● **EXERCISE**: Word for word, copy the data that follows and skip its pictures.

:::::

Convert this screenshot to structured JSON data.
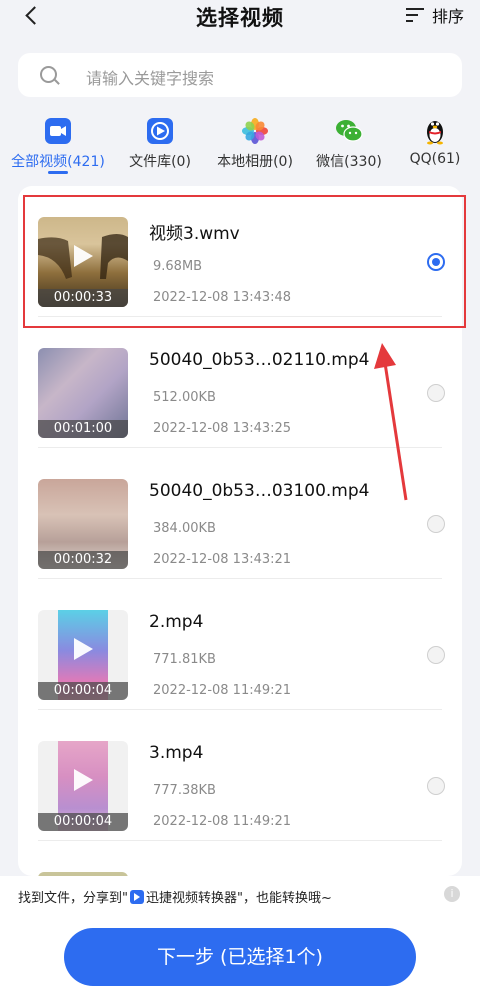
{
  "header": {
    "title": "选择视频",
    "sort_label": "排序"
  },
  "search": {
    "placeholder": "请输入关键字搜索"
  },
  "tabs": [
    {
      "label": "全部视频(421)",
      "icon": "video-camera-icon",
      "active": true
    },
    {
      "label": "文件库(0)",
      "icon": "file-library-icon",
      "active": false
    },
    {
      "label": "本地相册(0)",
      "icon": "photos-flower-icon",
      "active": false
    },
    {
      "label": "微信(330)",
      "icon": "wechat-icon",
      "active": false
    },
    {
      "label": "QQ(61)",
      "icon": "qq-penguin-icon",
      "active": false
    }
  ],
  "videos": [
    {
      "name": "视频3.wmv",
      "size": "9.68MB",
      "date": "2022-12-08 13:43:48",
      "duration": "00:00:33",
      "selected": true
    },
    {
      "name": "50040_0b53…02110.mp4",
      "size": "512.00KB",
      "date": "2022-12-08 13:43:25",
      "duration": "00:01:00",
      "selected": false
    },
    {
      "name": "50040_0b53…03100.mp4",
      "size": "384.00KB",
      "date": "2022-12-08 13:43:21",
      "duration": "00:00:32",
      "selected": false
    },
    {
      "name": "2.mp4",
      "size": "771.81KB",
      "date": "2022-12-08 11:49:21",
      "duration": "00:00:04",
      "selected": false
    },
    {
      "name": "3.mp4",
      "size": "777.38KB",
      "date": "2022-12-08 11:49:21",
      "duration": "00:00:04",
      "selected": false
    }
  ],
  "footer": {
    "hint_prefix": "找到文件，分享到\"",
    "hint_app": "迅捷视频转换器",
    "hint_suffix": "\"，也能转换哦~",
    "info_icon": "i",
    "next_label": "下一步 (已选择1个)"
  },
  "colors": {
    "accent": "#2d6cf0",
    "highlight": "#e4393c",
    "background": "#f2f3f7"
  }
}
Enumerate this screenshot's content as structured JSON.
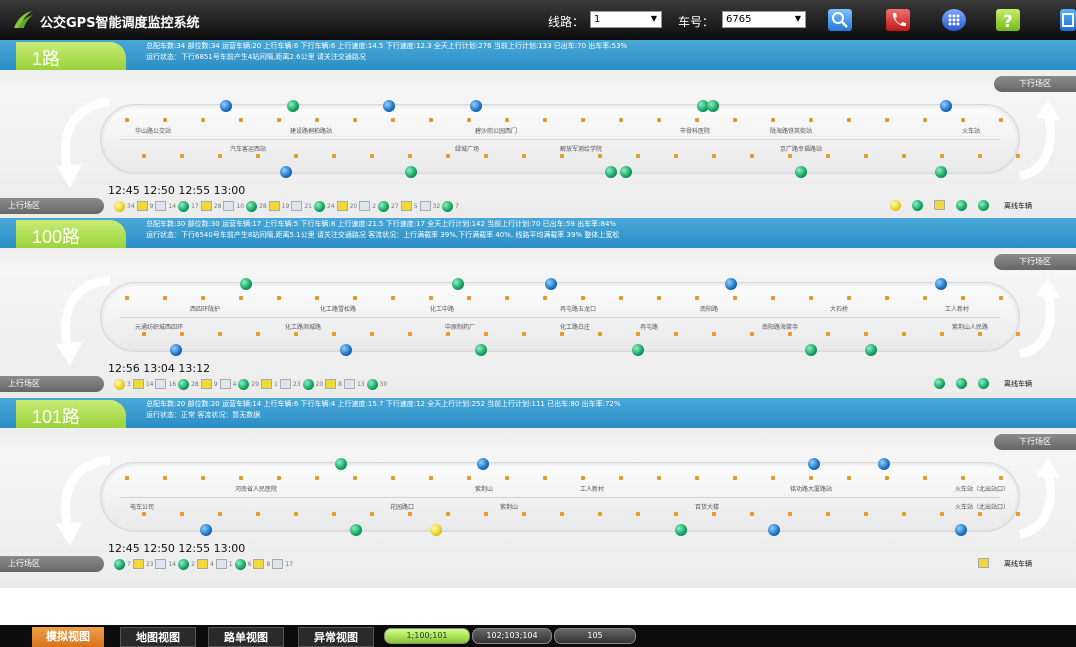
{
  "app": {
    "title": "公交GPS智能调度监控系统"
  },
  "toolbar": {
    "line_label": "线路：",
    "line_value": "1",
    "vehicle_label": "车号：",
    "vehicle_value": "6765",
    "icons": [
      "search-icon",
      "phone-icon",
      "grid-icon",
      "help-icon",
      "login-icon"
    ]
  },
  "routes": [
    {
      "name": "1路",
      "stats_line1": "总配车数:34  部位数:34  运营车辆:20  上行车辆:6  下行车辆:6  上行速度:14.5  下行速度:12.3  全天上行计划:276  当前上行计划:133  已出车:70  出车率:53%",
      "stats_line2": "运行状态：下行6851号车前产生4站间隔,距离2.6公里 请关注交通路况",
      "down_label": "下行场区",
      "up_label": "上行场区",
      "upper_stops": [
        "华山路公交站",
        "建设路桐柏路站",
        "碧沙岗公园西门",
        "市骨科医院",
        "陇海路铁英街站",
        "火车站"
      ],
      "lower_stops": [
        "汽车客运西站",
        "绿城广场",
        "解放军测绘学院",
        "京广路幸福路站"
      ],
      "times": "12:45 12:50 12:55 13:00",
      "legend_counts": [
        "34",
        "9",
        "14",
        "17",
        "28",
        "10",
        "28",
        "19",
        "21",
        "24",
        "20",
        "2",
        "27",
        "5",
        "32",
        "7"
      ],
      "offline_label": "离线车辆"
    },
    {
      "name": "100路",
      "stats_line1": "总配车数:30  部位数:30  运营车辆:17  上行车辆:5  下行车辆:8  上行速度:21.5  下行速度:17  全天上行计划:142  当前上行计划:70  已出车:59  出车率:84%",
      "stats_line2": "运行状态：下行6540号车前产生8站间隔,距离5.1公里 请关注交通路况  客流状况：上行满载率 39%,下行满载率 40%, 线路平均满载率 39%  整体上宽松",
      "down_label": "下行场区",
      "up_label": "上行场区",
      "upper_stops": [
        "西四环陇护",
        "化工路雪松路",
        "化工中路",
        "冉屯路五龙口",
        "南阳路",
        "大石桥",
        "工人新村"
      ],
      "lower_stops": [
        "元通纺织城西四环",
        "化工路须城路",
        "中原制药厂",
        "化工路白庄",
        "冉屯路",
        "南阳路海棠寺",
        "紫荆山人民路"
      ],
      "times": "12:56 13:04 13:12",
      "legend_counts": [
        "3",
        "14",
        "16",
        "28",
        "9",
        "4",
        "29",
        "1",
        "23",
        "20",
        "8",
        "13",
        "30"
      ],
      "offline_label": "离线车辆"
    },
    {
      "name": "101路",
      "stats_line1": "总配车数:20  部位数:20  运营车辆:14  上行车辆:6  下行车辆:4  上行速度:15.7  下行速度:12  全天上行计划:252  当前上行计划:111  已出车:80  出车率:72%",
      "stats_line2": "运行状态：正常  客流状况：暂无数据",
      "down_label": "下行场区",
      "up_label": "上行场区",
      "upper_stops": [
        "河南省人民医院",
        "紫荆山",
        "工人新村",
        "铭功路大厦路站",
        "火车站（北出站口）"
      ],
      "lower_stops": [
        "电车公司",
        "花园路口",
        "紫荆山",
        "百货大楼",
        "火车站（北出站口）"
      ],
      "times": "12:45 12:50 12:55 13:00",
      "legend_counts": [
        "7",
        "23",
        "14",
        "2",
        "4",
        "1",
        "6",
        "8",
        "17"
      ],
      "offline_label": "离线车辆"
    }
  ],
  "footer": {
    "tabs": [
      "模拟视图",
      "地图视图",
      "路单视图",
      "异常视图"
    ],
    "pills": [
      "1;100;101",
      "102;103;104",
      "105"
    ]
  }
}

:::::

● **EXERCISE OUTPUT**:
Convert this screenshot to structured JSON data.
{
  "header": {
    "title": "选择视频",
    "sort_label": "排序"
  },
  "search": {
    "placeholder": "请输入关键字搜索"
  },
  "tabs": [
    {
      "label": "全部视频(421)",
      "icon": "video-camera-icon",
      "active": true
    },
    {
      "label": "文件库(0)",
      "icon": "file-library-icon",
      "active": false
    },
    {
      "label": "本地相册(0)",
      "icon": "photos-flower-icon",
      "active": false
    },
    {
      "label": "微信(330)",
      "icon": "wechat-icon",
      "active": false
    },
    {
      "label": "QQ(61)",
      "icon": "qq-penguin-icon",
      "active": false
    }
  ],
  "videos": [
    {
      "name": "视频3.wmv",
      "size": "9.68MB",
      "date": "2022-12-08 13:43:48",
      "duration": "00:00:33",
      "selected": true
    },
    {
      "name": "50040_0b53…02110.mp4",
      "size": "512.00KB",
      "date": "2022-12-08 13:43:25",
      "duration": "00:01:00",
      "selected": false
    },
    {
      "name": "50040_0b53…03100.mp4",
      "size": "384.00KB",
      "date": "2022-12-08 13:43:21",
      "duration": "00:00:32",
      "selected": false
    },
    {
      "name": "2.mp4",
      "size": "771.81KB",
      "date": "2022-12-08 11:49:21",
      "duration": "00:00:04",
      "selected": false
    },
    {
      "name": "3.mp4",
      "size": "777.38KB",
      "date": "2022-12-08 11:49:21",
      "duration": "00:00:04",
      "selected": false
    }
  ],
  "footer": {
    "hint_prefix": "找到文件，分享到\"",
    "hint_app": "迅捷视频转换器",
    "hint_suffix": "\"，也能转换哦~",
    "info_icon": "i",
    "next_label": "下一步 (已选择1个)"
  },
  "colors": {
    "accent": "#2d6cf0",
    "highlight": "#e4393c",
    "background": "#f2f3f7"
  }
}
Enumerate this screenshot's content as structured JSON.
{
  "app": {
    "title": "公交GPS智能调度监控系统"
  },
  "toolbar": {
    "line_label": "线路：",
    "line_value": "1",
    "vehicle_label": "车号：",
    "vehicle_value": "6765",
    "icons": [
      "search-icon",
      "phone-icon",
      "grid-icon",
      "help-icon",
      "login-icon"
    ]
  },
  "routes": [
    {
      "name": "1路",
      "stats_line1": "总配车数:34  部位数:34  运营车辆:20  上行车辆:6  下行车辆:6  上行速度:14.5  下行速度:12.3  全天上行计划:276  当前上行计划:133  已出车:70  出车率:53%",
      "stats_line2": "运行状态：下行6851号车前产生4站间隔,距离2.6公里 请关注交通路况",
      "down_label": "下行场区",
      "up_label": "上行场区",
      "upper_stops": [
        "华山路公交站",
        "建设路桐柏路站",
        "碧沙岗公园西门",
        "市骨科医院",
        "陇海路铁英街站",
        "火车站"
      ],
      "lower_stops": [
        "汽车客运西站",
        "绿城广场",
        "解放军测绘学院",
        "京广路幸福路站"
      ],
      "times": "12:45 12:50 12:55 13:00",
      "legend_counts": [
        "34",
        "9",
        "14",
        "17",
        "28",
        "10",
        "28",
        "19",
        "21",
        "24",
        "20",
        "2",
        "27",
        "5",
        "32",
        "7"
      ],
      "offline_label": "离线车辆"
    },
    {
      "name": "100路",
      "stats_line1": "总配车数:30  部位数:30  运营车辆:17  上行车辆:5  下行车辆:8  上行速度:21.5  下行速度:17  全天上行计划:142  当前上行计划:70  已出车:59  出车率:84%",
      "stats_line2": "运行状态：下行6540号车前产生8站间隔,距离5.1公里 请关注交通路况  客流状况：上行满载率 39%,下行满载率 40%, 线路平均满载率 39%  整体上宽松",
      "down_label": "下行场区",
      "up_label": "上行场区",
      "upper_stops": [
        "西四环陇护",
        "化工路雪松路",
        "化工中路",
        "冉屯路五龙口",
        "南阳路",
        "大石桥",
        "工人新村"
      ],
      "lower_stops": [
        "元通纺织城西四环",
        "化工路须城路",
        "中原制药厂",
        "化工路白庄",
        "冉屯路",
        "南阳路海棠寺",
        "紫荆山人民路"
      ],
      "times": "12:56 13:04 13:12",
      "legend_counts": [
        "3",
        "14",
        "16",
        "28",
        "9",
        "4",
        "29",
        "1",
        "23",
        "20",
        "8",
        "13",
        "30"
      ],
      "offline_label": "离线车辆"
    },
    {
      "name": "101路",
      "stats_line1": "总配车数:20  部位数:20  运营车辆:14  上行车辆:6  下行车辆:4  上行速度:15.7  下行速度:12  全天上行计划:252  当前上行计划:111  已出车:80  出车率:72%",
      "stats_line2": "运行状态：正常  客流状况：暂无数据",
      "down_label": "下行场区",
      "up_label": "上行场区",
      "upper_stops": [
        "河南省人民医院",
        "紫荆山",
        "工人新村",
        "铭功路大厦路站",
        "火车站（北出站口）"
      ],
      "lower_stops": [
        "电车公司",
        "花园路口",
        "紫荆山",
        "百货大楼",
        "火车站（北出站口）"
      ],
      "times": "12:45 12:50 12:55 13:00",
      "legend_counts": [
        "7",
        "23",
        "14",
        "2",
        "4",
        "1",
        "6",
        "8",
        "17"
      ],
      "offline_label": "离线车辆"
    }
  ],
  "footer": {
    "tabs": [
      "模拟视图",
      "地图视图",
      "路单视图",
      "异常视图"
    ],
    "pills": [
      "1;100;101",
      "102;103;104",
      "105"
    ]
  }
}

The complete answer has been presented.